C. Hofstede de Groot, A Catalogue Raisonné of the works of the most eminent Dutch painters of the Seventeenth Century, etc., VIII, London, 1927, p. 275, no. 262.
Anonymous sale [Armand-Fréderic-Ernest Nogaret]; his sale, Hôtel de Bullion, Paris, 2 June 1780 (= 1st day), lot 43 (600 francs to Le Brun).
Alexandre-Louis Hersant-Destouches; Paris, 21 March 1794, lot 118 (1,800 livres to Vauthier).
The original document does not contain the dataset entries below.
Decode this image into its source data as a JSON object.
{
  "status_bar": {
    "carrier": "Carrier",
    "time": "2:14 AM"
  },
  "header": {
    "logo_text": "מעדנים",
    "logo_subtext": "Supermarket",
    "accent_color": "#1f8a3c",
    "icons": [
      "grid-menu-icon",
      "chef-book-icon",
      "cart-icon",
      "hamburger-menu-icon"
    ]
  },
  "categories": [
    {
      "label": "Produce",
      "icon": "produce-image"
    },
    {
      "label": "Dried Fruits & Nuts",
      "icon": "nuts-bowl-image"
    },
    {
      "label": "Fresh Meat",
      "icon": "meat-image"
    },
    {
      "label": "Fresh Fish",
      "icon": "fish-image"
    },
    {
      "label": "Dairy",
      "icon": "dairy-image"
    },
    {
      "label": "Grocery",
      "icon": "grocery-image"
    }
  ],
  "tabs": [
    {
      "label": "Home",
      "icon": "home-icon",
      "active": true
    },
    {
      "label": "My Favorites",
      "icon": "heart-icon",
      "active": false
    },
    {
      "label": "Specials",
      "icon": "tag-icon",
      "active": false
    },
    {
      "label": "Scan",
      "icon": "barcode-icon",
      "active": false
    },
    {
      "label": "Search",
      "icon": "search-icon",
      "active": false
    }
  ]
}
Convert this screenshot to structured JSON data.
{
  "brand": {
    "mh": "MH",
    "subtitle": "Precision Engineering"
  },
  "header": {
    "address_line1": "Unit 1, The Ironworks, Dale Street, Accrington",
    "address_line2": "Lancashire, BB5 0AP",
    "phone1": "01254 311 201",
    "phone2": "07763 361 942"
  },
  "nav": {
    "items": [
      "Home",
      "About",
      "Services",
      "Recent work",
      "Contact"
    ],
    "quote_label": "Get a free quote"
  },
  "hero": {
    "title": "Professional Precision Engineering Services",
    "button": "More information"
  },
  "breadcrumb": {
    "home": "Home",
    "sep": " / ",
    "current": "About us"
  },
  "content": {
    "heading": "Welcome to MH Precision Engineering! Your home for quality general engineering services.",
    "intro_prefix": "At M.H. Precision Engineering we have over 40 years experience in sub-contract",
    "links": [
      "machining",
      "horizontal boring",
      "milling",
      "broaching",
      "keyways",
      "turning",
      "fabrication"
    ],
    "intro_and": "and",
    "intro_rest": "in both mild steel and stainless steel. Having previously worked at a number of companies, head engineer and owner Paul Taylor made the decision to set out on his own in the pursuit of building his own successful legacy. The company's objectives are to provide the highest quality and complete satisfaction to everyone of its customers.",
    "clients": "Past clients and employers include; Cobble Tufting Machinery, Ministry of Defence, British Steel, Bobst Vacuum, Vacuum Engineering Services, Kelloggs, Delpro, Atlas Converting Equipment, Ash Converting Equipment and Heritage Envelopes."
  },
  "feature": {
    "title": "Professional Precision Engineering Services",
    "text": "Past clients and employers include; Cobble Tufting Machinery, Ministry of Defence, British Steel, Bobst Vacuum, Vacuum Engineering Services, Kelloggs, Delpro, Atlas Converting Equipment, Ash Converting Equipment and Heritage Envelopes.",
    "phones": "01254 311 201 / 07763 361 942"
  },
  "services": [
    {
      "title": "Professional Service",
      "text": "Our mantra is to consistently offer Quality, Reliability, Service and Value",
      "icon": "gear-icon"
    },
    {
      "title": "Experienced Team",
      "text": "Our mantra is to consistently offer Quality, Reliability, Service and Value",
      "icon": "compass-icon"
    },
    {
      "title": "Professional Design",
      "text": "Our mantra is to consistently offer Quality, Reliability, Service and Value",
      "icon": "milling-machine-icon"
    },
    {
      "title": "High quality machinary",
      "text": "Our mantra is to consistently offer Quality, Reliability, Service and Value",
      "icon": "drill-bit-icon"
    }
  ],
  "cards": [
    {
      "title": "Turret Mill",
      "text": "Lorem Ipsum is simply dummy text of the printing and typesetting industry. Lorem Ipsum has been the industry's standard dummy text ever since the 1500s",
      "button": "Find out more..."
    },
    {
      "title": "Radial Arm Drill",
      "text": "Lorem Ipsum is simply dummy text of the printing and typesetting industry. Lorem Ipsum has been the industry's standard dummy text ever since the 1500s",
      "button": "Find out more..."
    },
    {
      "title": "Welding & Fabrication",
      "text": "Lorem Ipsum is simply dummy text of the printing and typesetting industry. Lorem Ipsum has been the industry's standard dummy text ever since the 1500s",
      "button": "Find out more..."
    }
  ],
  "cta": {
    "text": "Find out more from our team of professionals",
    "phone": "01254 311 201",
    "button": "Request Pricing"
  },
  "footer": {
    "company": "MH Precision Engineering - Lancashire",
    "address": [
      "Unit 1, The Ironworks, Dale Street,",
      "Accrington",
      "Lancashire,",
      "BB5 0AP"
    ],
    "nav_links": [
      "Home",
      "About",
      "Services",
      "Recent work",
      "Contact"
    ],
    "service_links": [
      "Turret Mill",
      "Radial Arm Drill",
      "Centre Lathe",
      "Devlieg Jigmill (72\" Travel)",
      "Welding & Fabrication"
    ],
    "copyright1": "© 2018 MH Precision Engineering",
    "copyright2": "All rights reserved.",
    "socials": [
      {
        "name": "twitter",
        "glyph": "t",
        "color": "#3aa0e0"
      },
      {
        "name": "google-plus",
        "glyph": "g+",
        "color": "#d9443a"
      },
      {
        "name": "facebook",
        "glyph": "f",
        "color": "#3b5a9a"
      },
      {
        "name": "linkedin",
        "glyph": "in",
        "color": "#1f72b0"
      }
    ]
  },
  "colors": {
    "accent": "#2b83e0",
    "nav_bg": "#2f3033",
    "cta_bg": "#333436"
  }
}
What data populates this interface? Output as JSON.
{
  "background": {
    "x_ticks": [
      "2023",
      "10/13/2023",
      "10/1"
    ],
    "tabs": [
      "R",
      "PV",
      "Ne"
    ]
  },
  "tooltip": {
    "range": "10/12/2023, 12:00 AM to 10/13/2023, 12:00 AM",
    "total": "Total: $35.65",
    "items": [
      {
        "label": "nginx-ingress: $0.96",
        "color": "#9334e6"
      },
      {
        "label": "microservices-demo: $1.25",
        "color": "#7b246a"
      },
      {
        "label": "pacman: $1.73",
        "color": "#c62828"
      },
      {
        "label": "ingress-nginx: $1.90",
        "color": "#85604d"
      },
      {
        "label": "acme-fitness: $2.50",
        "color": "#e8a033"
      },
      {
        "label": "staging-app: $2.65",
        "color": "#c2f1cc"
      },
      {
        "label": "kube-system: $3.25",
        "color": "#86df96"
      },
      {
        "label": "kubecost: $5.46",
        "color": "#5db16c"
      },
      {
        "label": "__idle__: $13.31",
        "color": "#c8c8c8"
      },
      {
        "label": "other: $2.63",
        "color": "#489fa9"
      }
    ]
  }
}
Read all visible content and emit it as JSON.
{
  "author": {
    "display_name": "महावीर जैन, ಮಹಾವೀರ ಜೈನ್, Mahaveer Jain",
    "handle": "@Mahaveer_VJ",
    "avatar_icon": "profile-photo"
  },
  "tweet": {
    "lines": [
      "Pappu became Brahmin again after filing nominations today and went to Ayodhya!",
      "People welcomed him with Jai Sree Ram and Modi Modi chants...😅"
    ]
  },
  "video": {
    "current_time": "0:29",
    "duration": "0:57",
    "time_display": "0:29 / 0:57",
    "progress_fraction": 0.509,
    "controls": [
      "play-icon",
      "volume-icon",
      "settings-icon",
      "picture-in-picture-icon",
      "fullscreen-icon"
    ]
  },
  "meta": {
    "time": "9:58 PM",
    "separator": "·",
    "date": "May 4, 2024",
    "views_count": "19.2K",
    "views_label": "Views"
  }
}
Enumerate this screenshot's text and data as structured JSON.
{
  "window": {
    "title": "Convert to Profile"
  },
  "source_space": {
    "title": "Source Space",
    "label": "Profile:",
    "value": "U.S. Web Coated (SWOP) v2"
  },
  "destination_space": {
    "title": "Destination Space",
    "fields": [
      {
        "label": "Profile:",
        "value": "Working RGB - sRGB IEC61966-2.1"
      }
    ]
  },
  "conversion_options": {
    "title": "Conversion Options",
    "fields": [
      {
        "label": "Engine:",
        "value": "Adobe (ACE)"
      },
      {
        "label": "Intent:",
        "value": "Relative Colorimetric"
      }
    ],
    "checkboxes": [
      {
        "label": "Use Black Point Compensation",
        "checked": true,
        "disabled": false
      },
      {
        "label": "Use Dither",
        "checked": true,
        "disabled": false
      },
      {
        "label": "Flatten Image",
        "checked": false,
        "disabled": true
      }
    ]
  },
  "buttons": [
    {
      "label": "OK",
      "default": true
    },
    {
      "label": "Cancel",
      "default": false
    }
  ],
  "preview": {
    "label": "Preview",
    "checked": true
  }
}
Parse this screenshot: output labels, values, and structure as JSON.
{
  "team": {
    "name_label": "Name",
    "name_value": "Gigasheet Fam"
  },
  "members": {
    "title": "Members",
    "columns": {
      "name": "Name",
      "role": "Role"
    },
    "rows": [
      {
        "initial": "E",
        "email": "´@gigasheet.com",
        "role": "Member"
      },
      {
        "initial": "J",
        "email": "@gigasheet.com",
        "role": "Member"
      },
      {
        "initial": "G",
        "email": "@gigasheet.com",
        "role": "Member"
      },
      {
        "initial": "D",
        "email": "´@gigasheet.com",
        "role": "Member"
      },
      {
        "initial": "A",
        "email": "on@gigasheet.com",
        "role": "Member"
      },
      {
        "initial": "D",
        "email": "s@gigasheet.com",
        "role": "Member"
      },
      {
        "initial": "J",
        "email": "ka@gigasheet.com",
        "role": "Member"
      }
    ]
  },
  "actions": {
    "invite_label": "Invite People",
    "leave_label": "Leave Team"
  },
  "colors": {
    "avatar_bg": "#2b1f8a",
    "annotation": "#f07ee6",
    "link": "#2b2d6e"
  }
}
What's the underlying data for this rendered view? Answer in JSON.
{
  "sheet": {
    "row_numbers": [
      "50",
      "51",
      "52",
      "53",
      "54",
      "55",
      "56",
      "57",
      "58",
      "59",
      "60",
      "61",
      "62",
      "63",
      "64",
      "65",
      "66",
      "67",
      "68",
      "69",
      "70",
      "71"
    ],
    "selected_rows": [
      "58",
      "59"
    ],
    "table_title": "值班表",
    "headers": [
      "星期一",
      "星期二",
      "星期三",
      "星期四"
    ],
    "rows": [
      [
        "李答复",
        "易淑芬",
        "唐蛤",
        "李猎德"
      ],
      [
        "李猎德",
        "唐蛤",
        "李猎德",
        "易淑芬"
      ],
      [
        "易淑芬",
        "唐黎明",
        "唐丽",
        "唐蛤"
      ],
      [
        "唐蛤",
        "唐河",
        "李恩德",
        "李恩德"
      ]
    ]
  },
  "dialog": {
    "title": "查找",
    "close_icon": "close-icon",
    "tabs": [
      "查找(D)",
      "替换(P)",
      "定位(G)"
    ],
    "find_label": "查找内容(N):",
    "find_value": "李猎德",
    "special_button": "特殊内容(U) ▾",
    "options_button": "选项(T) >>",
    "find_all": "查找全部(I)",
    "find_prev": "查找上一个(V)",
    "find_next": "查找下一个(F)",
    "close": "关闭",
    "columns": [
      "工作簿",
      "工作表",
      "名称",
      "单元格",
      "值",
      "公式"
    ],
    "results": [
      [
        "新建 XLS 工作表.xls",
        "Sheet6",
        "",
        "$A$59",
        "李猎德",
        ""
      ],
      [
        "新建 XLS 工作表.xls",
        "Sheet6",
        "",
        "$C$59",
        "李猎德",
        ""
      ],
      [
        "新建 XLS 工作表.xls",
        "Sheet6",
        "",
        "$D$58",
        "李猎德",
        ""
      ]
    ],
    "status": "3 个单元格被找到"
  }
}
Prince Eugène-Rose de Beauharnais (1781- 1824), Viceroy of Italy, and later 1st Duke of Leuchtenberg, and 1st Prince of Eichstätt ad personam, son of Empress Joséphine and adopted son of Emperor Napoléon I, commander of the Army of Italy and statesman, by descent to his second son,
Maximilian-Eugène-Auguste-Joseph-Napoléon de Beauharnais, 3rd Duke of Leuchtenberg (1817-1852), bequeathed along with the whole Leuchtenberg Collection to his wife,
The Grand Duchess Maria Nikolaevna (1819-1876) (eldest daughter of Tsar Nicholas I), Munich and subsequently Saint Petersburg, and by descent until 1917.
Nordiska Kompaniet, Stockholm, 1917.